We left Lisbon early Saturday morning a bit worse for wear not having had our morning coffee and set off for the province of Tejo and the old cork forests scattered about. To call them forests is a bit of a misnomer as they’re more like orchards, the trees being oak and planted in more or less straight lines but they are old, most of the trees over 100 years old and most live up to 200 years or more. Cork trees are fascinating. They’re only harvested after they reach 25 years of age and the cork ,called virgin cork, is not of suitable quality to be used for as cork stoppers. The tree is then harvested periodically, every 9 years until it reaches around the age of 40 when the cork can finally be used to make cork stoppers. The cork from the previous harvests is not wasted but put to use in a myriad of other items, including tiles on the Space Shuttle. Pretty cool, cork is used to insulate the Space Shuttle on re-entry. Our guide from Amorim, Carlos de Jesus was a font of information regarding cork and told us that cork has a very high tolerance for heat, the bark protecting the inner tree allowing it to regenerate again after a fire.
We went to trees owned by the Quinta do Lagoalva and were even treated to a demonstration of cork stripping by one of the old hands of the farm. Luckily for us, a tree had been struck by lightening so it was a willing volunteer for the demonstration. The art of cork stripping has to be precise because if the axman cuts too deeply, he leaves a scar which will not heal, thus impeding the production of the whole cork bark. Here is a quick demo of how it’s done….
After a visit to the cork orchard, we went to the Quinta do Lagoalva and were treated to a tasting of the local wines made by, for lack of a better description, The Tejo Boys. They had a variety of wines on tasting for us, including some delicious, dry roses, as well as robust reds and some full bodied whites. The wines were of excellent quality. I especially liked a sweet wine that one of the wine makers made from a blend of arinto, riesling and gweurztraminer. The unique quality of that wine was that it had been made on frozen lees. That sounded quiet an original thing to do with the lees until the winemaker told us that the lees were frozen because he forgot about them and they froze over the winter! Funny guy.
We were also treated to a carriage ride around the estate and visited 200 year old olive trees! Seems that cork is not the only thing that is Methusalem in character in Portugal. I even saw a 300 year old olive tree. If those trees could talk….
After lunch we all piled back on the bus and headed off to Amorim’s cork factory about an hour away. That was an awesome site to say the least. Piles and piles of cork bark, walls of cork, waves of cork, mountains of cork. I’ve never seen such an impressive display. We all ran around like kids in a candy store, taking pictures, pinching and prodding the cork. Carlos explained the whole process of how cork is cured outdoors for a year before it even gets into the factory floor. Then it goes thru a soaking and cleaning process and all sorts of other technical stuff but I got a little antsy and wandered off to photograph the mountains of cork. The cork industry has really cleaned up their act, so to speak, and the entire process to make cork stoppers is done to ensure that there be as little possibility of cork taint or TCA as possible. Below is a brief slideshow of the cork forest and our visit to the Amorim’s cork factory.
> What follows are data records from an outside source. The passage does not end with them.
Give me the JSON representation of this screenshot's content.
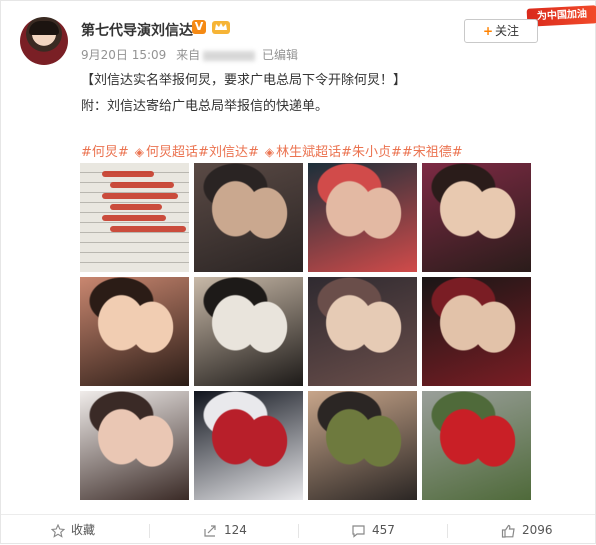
{
  "post": {
    "author": "第七代导演刘信达",
    "verified_badge": "V",
    "date": "9月20日 15:09",
    "source_prefix": "来自",
    "edited": "已编辑",
    "follow_label": "关注",
    "promo_text": "为中国加油",
    "line1": "【刘信达实名举报何炅，要求广电总局下令开除何炅！】",
    "line2": "附：刘信达寄给广电总局举报信的快递单。",
    "tags": [
      {
        "text": "#何炅#",
        "super": false
      },
      {
        "text": "何炅超话",
        "super": true
      },
      {
        "text": "#刘信达#",
        "super": false
      },
      {
        "text": "林生斌超话",
        "super": true
      },
      {
        "text": "#朱小贞#",
        "super": false
      },
      {
        "text": "#宋祖德#",
        "super": false
      }
    ]
  },
  "photos": [
    {
      "name": "photo-handwritten-document",
      "palette": [
        "#e9e7e0",
        "#c63b2a",
        "#9a9a96"
      ]
    },
    {
      "name": "photo-couple-kiss-party",
      "palette": [
        "#5a4a45",
        "#caa88f",
        "#2a2423"
      ]
    },
    {
      "name": "photo-kiss-tv",
      "palette": [
        "#1c2f3a",
        "#e3b9a3",
        "#d14b4a"
      ]
    },
    {
      "name": "photo-couple-selfie",
      "palette": [
        "#7d2a44",
        "#e8c9b0",
        "#2a1c1a"
      ]
    },
    {
      "name": "photo-man-closeup",
      "palette": [
        "#c98770",
        "#f1cdb2",
        "#2b1c16"
      ]
    },
    {
      "name": "photo-kiss-tribute",
      "palette": [
        "#c8b9a8",
        "#e9e4dc",
        "#1d1a18"
      ]
    },
    {
      "name": "photo-group-selfie",
      "palette": [
        "#2f2a30",
        "#e6cbb5",
        "#6a4e4a"
      ]
    },
    {
      "name": "photo-couple-dark",
      "palette": [
        "#1a1616",
        "#e2c2a9",
        "#7a1d24"
      ]
    },
    {
      "name": "photo-couple-white",
      "palette": [
        "#f0ecea",
        "#eac7b4",
        "#3a2a26"
      ]
    },
    {
      "name": "photo-stage-performers",
      "palette": [
        "#10141d",
        "#b81f2a",
        "#e9e9ec"
      ]
    },
    {
      "name": "photo-elder-man",
      "palette": [
        "#c7a58a",
        "#6e7a3e",
        "#2b2624"
      ]
    },
    {
      "name": "photo-street-banner",
      "palette": [
        "#9a9f9a",
        "#c91f26",
        "#4f6a3a"
      ]
    }
  ],
  "actions": {
    "favorite_label": "收藏",
    "repost_count": "124",
    "comment_count": "457",
    "like_count": "2096"
  }
}
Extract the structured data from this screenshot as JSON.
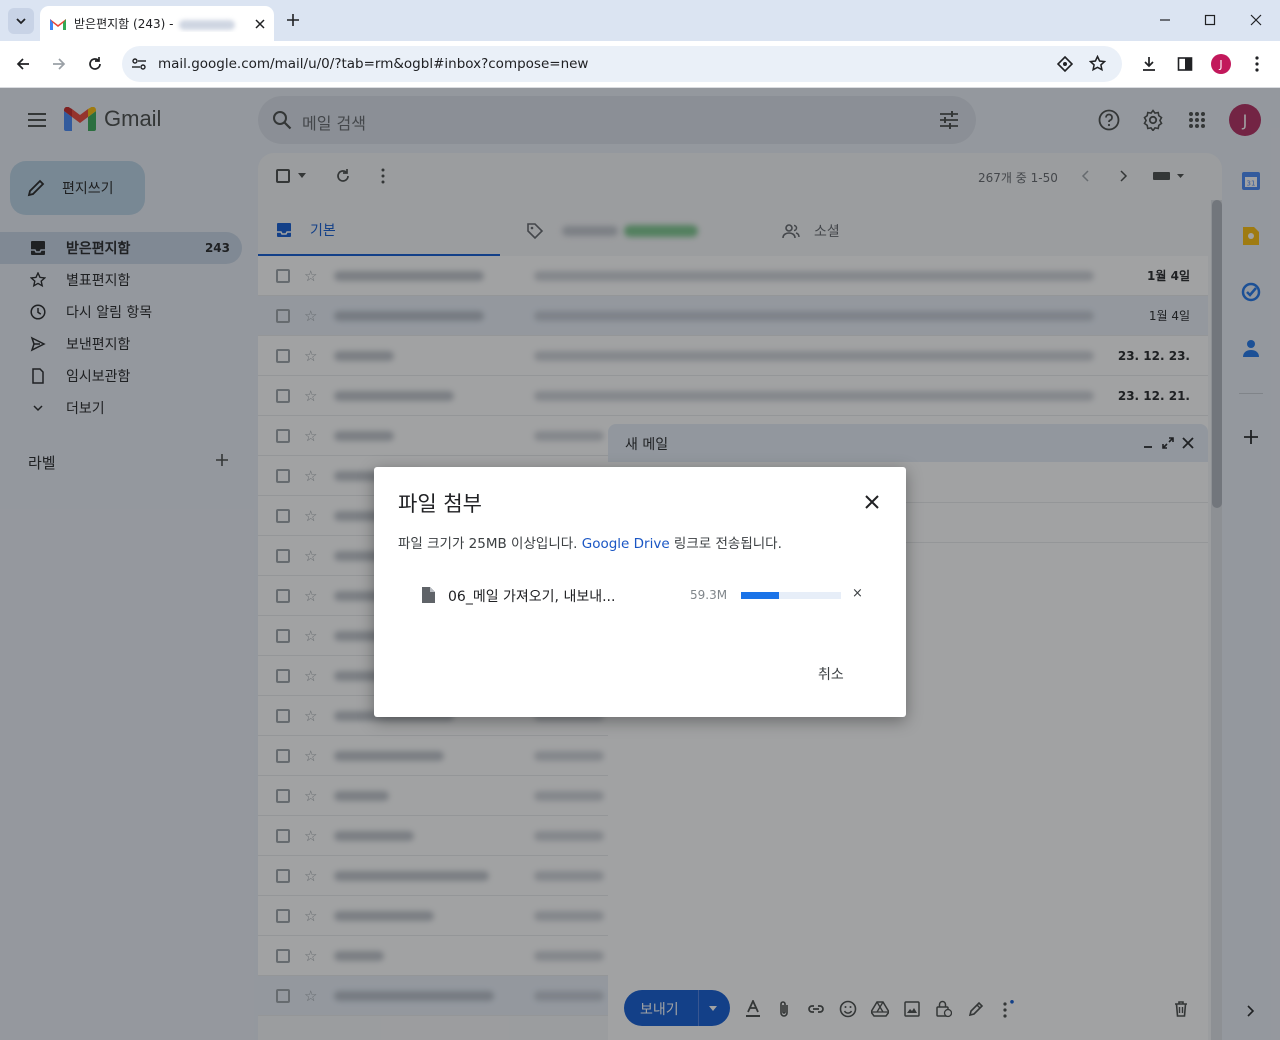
{
  "browser": {
    "tab_title": "받은편지함 (243) -",
    "url": "mail.google.com/mail/u/0/?tab=rm&ogbl#inbox?compose=new",
    "profile_initial": "J"
  },
  "gmail": {
    "logo_text": "Gmail",
    "search_placeholder": "메일 검색",
    "avatar_initial": "J",
    "compose_label": "편지쓰기",
    "nav": [
      {
        "label": "받은편지함",
        "count": "243",
        "icon": "inbox-icon"
      },
      {
        "label": "별표편지함",
        "count": "",
        "icon": "star-icon"
      },
      {
        "label": "다시 알림 항목",
        "count": "",
        "icon": "clock-icon"
      },
      {
        "label": "보낸편지함",
        "count": "",
        "icon": "send-icon"
      },
      {
        "label": "임시보관함",
        "count": "",
        "icon": "draft-icon"
      },
      {
        "label": "더보기",
        "count": "",
        "icon": "chevron-down-icon"
      }
    ],
    "labels_header": "라벨",
    "pager_text": "267개 중 1-50",
    "tabs": {
      "primary": "기본",
      "social": "소셜"
    },
    "dates": [
      "1월 4일",
      "1월 4일",
      "23. 12. 23.",
      "23. 12. 21."
    ]
  },
  "compose_window": {
    "title": "새 메일",
    "send_label": "보내기"
  },
  "dialog": {
    "title": "파일 첨부",
    "message_before": "파일 크기가 25MB 이상입니다. ",
    "message_link": "Google Drive",
    "message_after": " 링크로 전송됩니다.",
    "file_name": "06_메일 가져오기, 내보내...",
    "file_size": "59.3M",
    "upload_progress_percent": 38,
    "remove_glyph": "×",
    "cancel_label": "취소"
  },
  "colors": {
    "accent": "#0b57d0",
    "progress": "#1a73e8",
    "avatar": "#b0275c"
  }
}
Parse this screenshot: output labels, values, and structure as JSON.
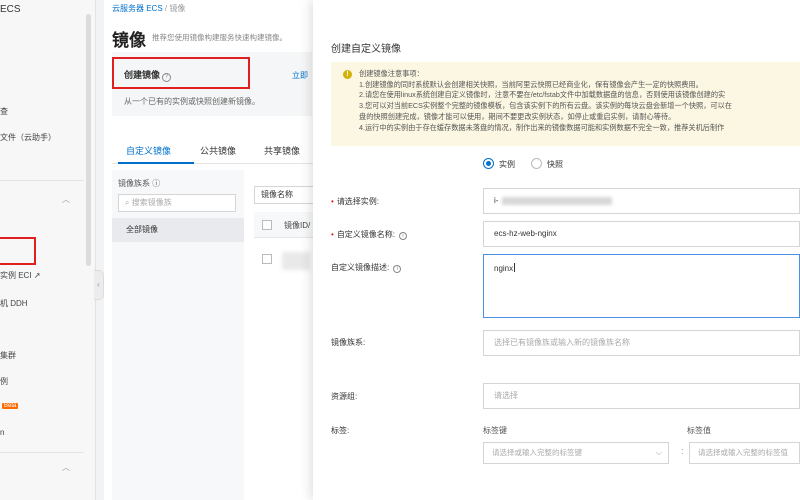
{
  "leftnav": {
    "brand": "ECS",
    "items": [
      {
        "label": "查"
      },
      {
        "label": "文件（云助手）"
      },
      {
        "label": "实例 ECI"
      },
      {
        "label": "机 DDH"
      },
      {
        "label": "集群"
      },
      {
        "label": "例"
      },
      {
        "label": "Beta"
      },
      {
        "label": "n"
      }
    ],
    "hot_badge": "Beta"
  },
  "main": {
    "breadcrumb": {
      "root": "云服务器 ECS",
      "sep": "/",
      "current": "镜像"
    },
    "page_title": "镜像",
    "page_subtitle": "推荐您使用镜像构建服务快速构建镜像。",
    "card": {
      "title": "创建镜像",
      "desc": "从一个已有的实例或快照创建新镜像。"
    },
    "side_link": "立即",
    "tabs": [
      {
        "label": "自定义镜像"
      },
      {
        "label": "公共镜像"
      },
      {
        "label": "共享镜像"
      }
    ],
    "facet": {
      "title": "镜像族系",
      "search_placeholder": "搜索镜像族",
      "all": "全部镜像"
    },
    "table": {
      "filter": "镜像名称",
      "header": "镜像ID/"
    }
  },
  "drawer": {
    "title": "创建自定义镜像",
    "notice": {
      "title": "创建镜像注意事项：",
      "lines": [
        "1.创建镜像的同时系统默认会创建相关快照，当前阿里云快照已经商业化，保有镜像会产生一定的快照费用。",
        "2.请您在使用linux系统创建自定义镜像时，注意不要在/etc/fstab文件中加载数据盘的信息，否则使用该镜像创建的实",
        "3.您可以对当前ECS实例整个完整的镜像模板，包含该实例下的所有云盘。该实例的每块云盘会新增一个快照，可以在",
        "盘的快照创建完成，镜像才能可以使用，期间不要更改实例状态，如停止或重启实例，请耐心等待。",
        "4.运行中的实例由于存在缓存数据未落盘的情况，制作出来的镜像数据可能和实例数据不完全一致，推荐关机后制作"
      ]
    },
    "source": {
      "options": [
        "实例",
        "快照"
      ],
      "selected": "实例"
    },
    "form": {
      "instance_label": "请选择实例:",
      "instance_value": "i-",
      "name_label": "自定义镜像名称:",
      "name_value": "ecs-hz-web-nginx",
      "desc_label": "自定义镜像描述:",
      "desc_value": "nginx",
      "family_label": "镜像族系:",
      "family_placeholder": "选择已有镜像族或输入新的镜像族名称",
      "rg_label": "资源组:",
      "rg_placeholder": "请选择",
      "tag_label": "标签:",
      "tag_key_label": "标签键",
      "tag_value_label": "标签值",
      "tag_key_placeholder": "请选择或输入完整的标签键",
      "tag_value_placeholder": "请选择或输入完整的标签值",
      "colon": ":"
    },
    "colors": {
      "accent": "#0070cc",
      "notice_bg": "#fbf7e2",
      "highlight": "#e02020",
      "required": "#e02020"
    }
  }
}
A fabulous day out of Lisbon and a rare opportunity to see and learn about cork. Call me a geek but I really enjoyed my trip to the cork forest.